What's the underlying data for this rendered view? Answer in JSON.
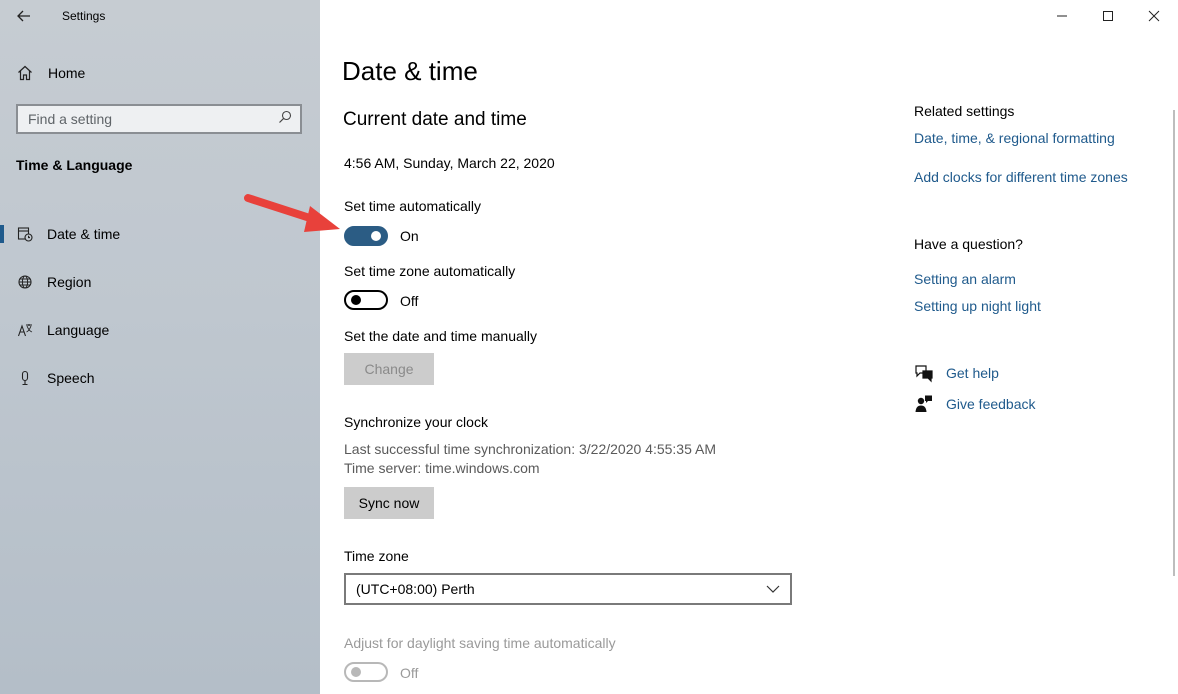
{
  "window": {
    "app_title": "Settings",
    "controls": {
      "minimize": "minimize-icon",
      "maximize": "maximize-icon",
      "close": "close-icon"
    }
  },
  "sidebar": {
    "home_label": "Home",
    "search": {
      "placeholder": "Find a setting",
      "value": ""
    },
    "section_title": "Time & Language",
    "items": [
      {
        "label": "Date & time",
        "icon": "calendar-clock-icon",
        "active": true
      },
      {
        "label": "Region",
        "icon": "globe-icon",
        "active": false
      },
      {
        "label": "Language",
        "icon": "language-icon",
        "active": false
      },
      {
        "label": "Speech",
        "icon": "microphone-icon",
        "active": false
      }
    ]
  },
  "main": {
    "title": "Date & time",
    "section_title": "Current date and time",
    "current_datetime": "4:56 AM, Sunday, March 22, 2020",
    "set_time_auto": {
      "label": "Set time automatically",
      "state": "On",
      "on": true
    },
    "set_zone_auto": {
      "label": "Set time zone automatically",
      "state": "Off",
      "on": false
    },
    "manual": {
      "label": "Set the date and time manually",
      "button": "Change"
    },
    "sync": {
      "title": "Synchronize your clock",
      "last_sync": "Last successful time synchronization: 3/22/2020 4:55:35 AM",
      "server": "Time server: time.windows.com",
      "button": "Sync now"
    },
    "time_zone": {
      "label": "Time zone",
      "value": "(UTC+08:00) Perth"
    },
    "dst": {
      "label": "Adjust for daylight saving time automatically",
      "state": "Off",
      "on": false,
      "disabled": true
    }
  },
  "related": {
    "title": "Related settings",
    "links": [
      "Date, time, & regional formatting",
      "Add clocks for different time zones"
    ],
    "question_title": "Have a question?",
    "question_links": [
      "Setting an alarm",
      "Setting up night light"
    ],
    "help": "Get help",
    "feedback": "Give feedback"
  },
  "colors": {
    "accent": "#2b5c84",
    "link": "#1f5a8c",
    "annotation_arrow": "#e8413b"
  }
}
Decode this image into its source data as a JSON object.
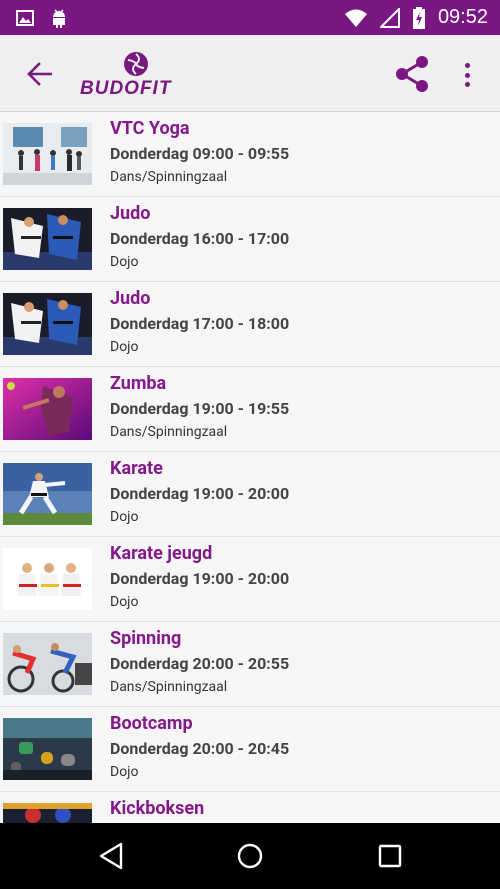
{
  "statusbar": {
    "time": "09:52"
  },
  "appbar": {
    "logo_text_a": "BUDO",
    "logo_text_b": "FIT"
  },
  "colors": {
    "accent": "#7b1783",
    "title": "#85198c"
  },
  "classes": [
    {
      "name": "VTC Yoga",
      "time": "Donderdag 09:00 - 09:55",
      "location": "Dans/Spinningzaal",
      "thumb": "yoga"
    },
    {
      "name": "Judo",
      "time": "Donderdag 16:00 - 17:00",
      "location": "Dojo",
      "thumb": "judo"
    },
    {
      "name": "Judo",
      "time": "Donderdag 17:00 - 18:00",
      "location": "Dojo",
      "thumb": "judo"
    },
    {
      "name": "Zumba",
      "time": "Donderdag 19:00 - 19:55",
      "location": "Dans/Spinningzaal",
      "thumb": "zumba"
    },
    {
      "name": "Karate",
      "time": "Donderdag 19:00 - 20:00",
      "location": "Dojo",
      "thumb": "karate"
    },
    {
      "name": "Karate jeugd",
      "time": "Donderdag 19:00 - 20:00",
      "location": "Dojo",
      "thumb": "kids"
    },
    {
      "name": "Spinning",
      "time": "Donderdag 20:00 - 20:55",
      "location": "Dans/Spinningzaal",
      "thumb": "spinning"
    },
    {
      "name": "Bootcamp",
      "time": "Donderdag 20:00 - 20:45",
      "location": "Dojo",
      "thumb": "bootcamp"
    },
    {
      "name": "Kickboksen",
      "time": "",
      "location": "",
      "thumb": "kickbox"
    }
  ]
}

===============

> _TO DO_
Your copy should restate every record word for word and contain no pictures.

> _ANSWER TO THE EXERCISE_
What's the underlying data for this rendered view? Answer in JSON.
{
  "window": {
    "app_title": "Settings",
    "controls": {
      "minimize": "minimize-icon",
      "maximize": "maximize-icon",
      "close": "close-icon"
    }
  },
  "sidebar": {
    "home_label": "Home",
    "search": {
      "placeholder": "Find a setting",
      "value": ""
    },
    "section_title": "Time & Language",
    "items": [
      {
        "label": "Date & time",
        "icon": "calendar-clock-icon",
        "active": true
      },
      {
        "label": "Region",
        "icon": "globe-icon",
        "active": false
      },
      {
        "label": "Language",
        "icon": "language-icon",
        "active": false
      },
      {
        "label": "Speech",
        "icon": "microphone-icon",
        "active": false
      }
    ]
  },
  "main": {
    "title": "Date & time",
    "section_title": "Current date and time",
    "current_datetime": "4:56 AM, Sunday, March 22, 2020",
    "set_time_auto": {
      "label": "Set time automatically",
      "state": "On",
      "on": true
    },
    "set_zone_auto": {
      "label": "Set time zone automatically",
      "state": "Off",
      "on": false
    },
    "manual": {
      "label": "Set the date and time manually",
      "button": "Change"
    },
    "sync": {
      "title": "Synchronize your clock",
      "last_sync": "Last successful time synchronization: 3/22/2020 4:55:35 AM",
      "server": "Time server: time.windows.com",
      "button": "Sync now"
    },
    "time_zone": {
      "label": "Time zone",
      "value": "(UTC+08:00) Perth"
    },
    "dst": {
      "label": "Adjust for daylight saving time automatically",
      "state": "Off",
      "on": false,
      "disabled": true
    }
  },
  "related": {
    "title": "Related settings",
    "links": [
      "Date, time, & regional formatting",
      "Add clocks for different time zones"
    ],
    "question_title": "Have a question?",
    "question_links": [
      "Setting an alarm",
      "Setting up night light"
    ],
    "help": "Get help",
    "feedback": "Give feedback"
  },
  "colors": {
    "accent": "#2b5c84",
    "link": "#1f5a8c",
    "annotation_arrow": "#e8413b"
  }
}
Decode this image into its source data as a JSON object.
{
  "statusbar": {
    "time": "09:52"
  },
  "appbar": {
    "logo_text_a": "BUDO",
    "logo_text_b": "FIT"
  },
  "colors": {
    "accent": "#7b1783",
    "title": "#85198c"
  },
  "classes": [
    {
      "name": "VTC Yoga",
      "time": "Donderdag 09:00 - 09:55",
      "location": "Dans/Spinningzaal",
      "thumb": "yoga"
    },
    {
      "name": "Judo",
      "time": "Donderdag 16:00 - 17:00",
      "location": "Dojo",
      "thumb": "judo"
    },
    {
      "name": "Judo",
      "time": "Donderdag 17:00 - 18:00",
      "location": "Dojo",
      "thumb": "judo"
    },
    {
      "name": "Zumba",
      "time": "Donderdag 19:00 - 19:55",
      "location": "Dans/Spinningzaal",
      "thumb": "zumba"
    },
    {
      "name": "Karate",
      "time": "Donderdag 19:00 - 20:00",
      "location": "Dojo",
      "thumb": "karate"
    },
    {
      "name": "Karate jeugd",
      "time": "Donderdag 19:00 - 20:00",
      "location": "Dojo",
      "thumb": "kids"
    },
    {
      "name": "Spinning",
      "time": "Donderdag 20:00 - 20:55",
      "location": "Dans/Spinningzaal",
      "thumb": "spinning"
    },
    {
      "name": "Bootcamp",
      "time": "Donderdag 20:00 - 20:45",
      "location": "Dojo",
      "thumb": "bootcamp"
    },
    {
      "name": "Kickboksen",
      "time": "",
      "location": "",
      "thumb": "kickbox"
    }
  ]
}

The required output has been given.